The Walnut Grove School house is an example of early black education in Columbia County that was started in 1920. This small school served the needs of one teacher earning $100 a year to teach 40 students in five different grades.
The school building sits across from the courthouse, which the Columbia County Historical Society moved, refurbished, and maintains for public display. It was one of about 30 one-room elementary schools for black children prior to the opening of the county’s “separate but equal” consolidated schools in 1956.
The school is tiny with no bathroom, for that the children would have to use a bucket or simply go outside to the woods.
It still has a blackboard, and some desks still fill the once used school. The walls and floors had large cracks in them and the only warmth during the cold winter months came from a stove set in the middle of the classroom.

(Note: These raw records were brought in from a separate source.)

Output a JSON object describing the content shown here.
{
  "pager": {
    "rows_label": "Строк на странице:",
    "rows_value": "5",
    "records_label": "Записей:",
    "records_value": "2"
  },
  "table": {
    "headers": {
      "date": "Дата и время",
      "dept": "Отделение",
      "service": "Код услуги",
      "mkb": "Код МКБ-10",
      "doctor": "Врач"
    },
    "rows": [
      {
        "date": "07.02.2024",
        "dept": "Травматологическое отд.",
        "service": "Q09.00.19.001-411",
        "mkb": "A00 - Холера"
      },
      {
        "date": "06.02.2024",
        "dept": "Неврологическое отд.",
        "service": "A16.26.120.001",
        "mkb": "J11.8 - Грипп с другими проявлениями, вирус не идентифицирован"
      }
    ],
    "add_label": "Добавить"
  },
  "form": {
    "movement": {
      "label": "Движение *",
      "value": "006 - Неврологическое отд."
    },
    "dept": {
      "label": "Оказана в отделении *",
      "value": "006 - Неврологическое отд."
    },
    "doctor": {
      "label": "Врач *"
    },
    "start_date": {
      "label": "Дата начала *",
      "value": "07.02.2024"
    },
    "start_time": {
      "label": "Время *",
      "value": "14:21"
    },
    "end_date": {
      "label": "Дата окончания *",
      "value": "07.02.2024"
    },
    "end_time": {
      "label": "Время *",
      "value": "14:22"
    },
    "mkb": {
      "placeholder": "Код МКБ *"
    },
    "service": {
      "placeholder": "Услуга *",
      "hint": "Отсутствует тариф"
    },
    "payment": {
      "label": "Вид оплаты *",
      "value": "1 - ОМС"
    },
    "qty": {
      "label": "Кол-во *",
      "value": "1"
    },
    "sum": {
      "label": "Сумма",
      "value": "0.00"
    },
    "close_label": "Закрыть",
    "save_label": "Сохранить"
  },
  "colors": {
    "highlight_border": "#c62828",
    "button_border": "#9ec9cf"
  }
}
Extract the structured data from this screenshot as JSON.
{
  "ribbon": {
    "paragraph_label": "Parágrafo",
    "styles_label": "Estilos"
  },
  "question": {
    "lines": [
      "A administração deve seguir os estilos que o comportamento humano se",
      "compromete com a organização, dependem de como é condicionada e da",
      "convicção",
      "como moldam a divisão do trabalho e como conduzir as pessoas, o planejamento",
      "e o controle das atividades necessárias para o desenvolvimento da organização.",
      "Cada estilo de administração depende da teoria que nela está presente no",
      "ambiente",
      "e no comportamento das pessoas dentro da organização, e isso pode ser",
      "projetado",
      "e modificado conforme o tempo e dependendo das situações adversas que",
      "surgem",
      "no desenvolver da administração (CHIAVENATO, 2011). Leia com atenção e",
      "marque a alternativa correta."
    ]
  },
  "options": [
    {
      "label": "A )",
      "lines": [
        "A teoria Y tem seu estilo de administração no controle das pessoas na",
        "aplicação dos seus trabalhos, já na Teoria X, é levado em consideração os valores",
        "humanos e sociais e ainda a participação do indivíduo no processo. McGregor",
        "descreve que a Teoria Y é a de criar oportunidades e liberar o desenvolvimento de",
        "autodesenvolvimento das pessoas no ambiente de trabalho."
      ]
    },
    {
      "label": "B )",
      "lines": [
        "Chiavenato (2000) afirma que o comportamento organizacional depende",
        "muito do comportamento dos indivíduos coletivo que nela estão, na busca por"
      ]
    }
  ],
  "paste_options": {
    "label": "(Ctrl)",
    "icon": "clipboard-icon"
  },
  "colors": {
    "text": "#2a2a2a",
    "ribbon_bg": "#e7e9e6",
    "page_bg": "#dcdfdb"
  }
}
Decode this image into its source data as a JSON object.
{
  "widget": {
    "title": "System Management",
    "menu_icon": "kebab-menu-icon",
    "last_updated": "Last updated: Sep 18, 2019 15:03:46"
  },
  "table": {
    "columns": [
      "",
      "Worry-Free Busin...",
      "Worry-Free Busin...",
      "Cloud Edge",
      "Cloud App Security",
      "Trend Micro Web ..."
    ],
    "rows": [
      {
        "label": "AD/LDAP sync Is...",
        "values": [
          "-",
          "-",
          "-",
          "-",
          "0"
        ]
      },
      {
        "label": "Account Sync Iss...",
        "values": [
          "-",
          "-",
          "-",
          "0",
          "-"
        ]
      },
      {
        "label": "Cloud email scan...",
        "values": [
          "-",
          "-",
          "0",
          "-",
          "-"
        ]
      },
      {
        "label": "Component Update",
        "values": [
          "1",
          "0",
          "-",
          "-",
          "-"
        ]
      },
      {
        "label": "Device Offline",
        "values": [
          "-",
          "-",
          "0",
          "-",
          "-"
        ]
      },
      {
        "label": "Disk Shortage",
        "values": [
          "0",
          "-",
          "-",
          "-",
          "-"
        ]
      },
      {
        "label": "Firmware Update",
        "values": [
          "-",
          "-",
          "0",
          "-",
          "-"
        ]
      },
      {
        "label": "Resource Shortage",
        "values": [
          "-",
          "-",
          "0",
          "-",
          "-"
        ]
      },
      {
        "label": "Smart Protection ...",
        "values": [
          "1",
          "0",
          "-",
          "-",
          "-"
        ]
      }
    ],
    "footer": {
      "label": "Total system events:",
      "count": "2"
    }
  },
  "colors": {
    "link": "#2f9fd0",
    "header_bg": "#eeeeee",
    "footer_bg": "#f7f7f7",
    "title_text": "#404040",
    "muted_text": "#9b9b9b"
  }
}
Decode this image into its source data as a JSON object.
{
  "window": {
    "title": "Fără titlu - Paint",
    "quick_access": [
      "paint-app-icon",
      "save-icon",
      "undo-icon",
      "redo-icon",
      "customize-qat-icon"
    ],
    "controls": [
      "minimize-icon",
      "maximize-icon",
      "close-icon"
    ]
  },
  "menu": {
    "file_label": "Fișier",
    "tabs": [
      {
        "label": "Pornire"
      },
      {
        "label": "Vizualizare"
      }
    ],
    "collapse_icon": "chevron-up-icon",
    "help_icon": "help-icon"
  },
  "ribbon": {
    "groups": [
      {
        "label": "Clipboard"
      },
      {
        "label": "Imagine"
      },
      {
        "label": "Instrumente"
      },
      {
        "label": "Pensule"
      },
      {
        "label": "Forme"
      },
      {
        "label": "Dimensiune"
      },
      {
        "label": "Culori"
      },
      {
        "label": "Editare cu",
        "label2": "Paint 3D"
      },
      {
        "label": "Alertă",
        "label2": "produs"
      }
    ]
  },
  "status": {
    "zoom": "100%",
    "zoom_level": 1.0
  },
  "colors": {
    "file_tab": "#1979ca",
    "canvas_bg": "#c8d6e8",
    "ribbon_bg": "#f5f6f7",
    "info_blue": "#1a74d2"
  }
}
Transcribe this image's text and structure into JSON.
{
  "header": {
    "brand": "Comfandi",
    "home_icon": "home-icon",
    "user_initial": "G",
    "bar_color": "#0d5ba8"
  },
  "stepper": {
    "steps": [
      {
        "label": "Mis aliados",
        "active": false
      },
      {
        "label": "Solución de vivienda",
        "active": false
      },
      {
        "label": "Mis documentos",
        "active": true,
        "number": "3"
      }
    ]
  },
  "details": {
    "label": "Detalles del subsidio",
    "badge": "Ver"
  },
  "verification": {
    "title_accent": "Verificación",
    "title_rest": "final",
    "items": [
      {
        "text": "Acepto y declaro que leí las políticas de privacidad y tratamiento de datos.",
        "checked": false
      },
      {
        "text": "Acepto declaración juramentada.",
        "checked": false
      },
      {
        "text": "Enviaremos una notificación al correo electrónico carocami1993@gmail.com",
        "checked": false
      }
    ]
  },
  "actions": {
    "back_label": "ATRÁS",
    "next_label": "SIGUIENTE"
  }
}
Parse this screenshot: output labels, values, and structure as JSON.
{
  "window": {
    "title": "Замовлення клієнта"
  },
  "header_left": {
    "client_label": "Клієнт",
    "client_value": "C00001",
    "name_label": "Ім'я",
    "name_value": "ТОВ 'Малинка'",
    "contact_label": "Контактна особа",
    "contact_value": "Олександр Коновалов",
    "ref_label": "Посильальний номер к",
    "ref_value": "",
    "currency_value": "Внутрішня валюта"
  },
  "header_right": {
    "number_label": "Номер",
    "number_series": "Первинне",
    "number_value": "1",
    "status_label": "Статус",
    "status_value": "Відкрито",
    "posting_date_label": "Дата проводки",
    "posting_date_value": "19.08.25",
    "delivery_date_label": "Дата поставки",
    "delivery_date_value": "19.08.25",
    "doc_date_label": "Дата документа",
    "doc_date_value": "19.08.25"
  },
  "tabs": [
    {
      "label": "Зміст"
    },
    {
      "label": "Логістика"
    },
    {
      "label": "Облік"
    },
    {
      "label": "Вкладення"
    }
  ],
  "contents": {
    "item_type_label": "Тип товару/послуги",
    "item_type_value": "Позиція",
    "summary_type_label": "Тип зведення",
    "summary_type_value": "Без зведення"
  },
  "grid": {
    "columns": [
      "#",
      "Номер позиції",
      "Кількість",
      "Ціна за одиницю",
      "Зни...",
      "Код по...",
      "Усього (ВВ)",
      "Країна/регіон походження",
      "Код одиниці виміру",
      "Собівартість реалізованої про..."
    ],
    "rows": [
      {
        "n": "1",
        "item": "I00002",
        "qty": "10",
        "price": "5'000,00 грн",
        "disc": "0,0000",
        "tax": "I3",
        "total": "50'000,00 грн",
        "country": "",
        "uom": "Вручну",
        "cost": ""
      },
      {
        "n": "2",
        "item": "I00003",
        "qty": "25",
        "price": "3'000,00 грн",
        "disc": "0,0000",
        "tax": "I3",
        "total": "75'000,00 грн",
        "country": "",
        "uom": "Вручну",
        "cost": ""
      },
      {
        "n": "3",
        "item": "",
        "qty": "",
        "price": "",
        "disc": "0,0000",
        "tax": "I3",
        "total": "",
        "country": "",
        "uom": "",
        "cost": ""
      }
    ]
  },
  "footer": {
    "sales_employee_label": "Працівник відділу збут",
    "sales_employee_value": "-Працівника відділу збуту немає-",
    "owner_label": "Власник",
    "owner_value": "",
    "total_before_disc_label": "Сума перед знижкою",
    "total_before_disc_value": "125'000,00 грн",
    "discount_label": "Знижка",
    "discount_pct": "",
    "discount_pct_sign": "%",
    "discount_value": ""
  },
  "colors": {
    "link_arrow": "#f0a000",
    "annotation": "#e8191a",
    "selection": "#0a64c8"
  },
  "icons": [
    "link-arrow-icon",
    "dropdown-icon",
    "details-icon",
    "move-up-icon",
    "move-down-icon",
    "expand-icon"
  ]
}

Schools of this type in that era were usually on or near the property of a church with the same name as did Walnut Grove School, formerly located beside Walnut Grove Baptist Church on Ray Owens Road.
School Houses of this type were in primitive condition, and also almost empty of furnishings and a lack of supplies.
Walnut Grove, and a few other very small school houses, were the only school experience most black children at that time would ever have, lack of transportation and poverty prevented traveling to Augusta to further their education.
The Walnut Grove school house, part of black education history, that still sits in Appling. For your Hometown Stories, I’m John Lynn, WJBF, News Channel 6.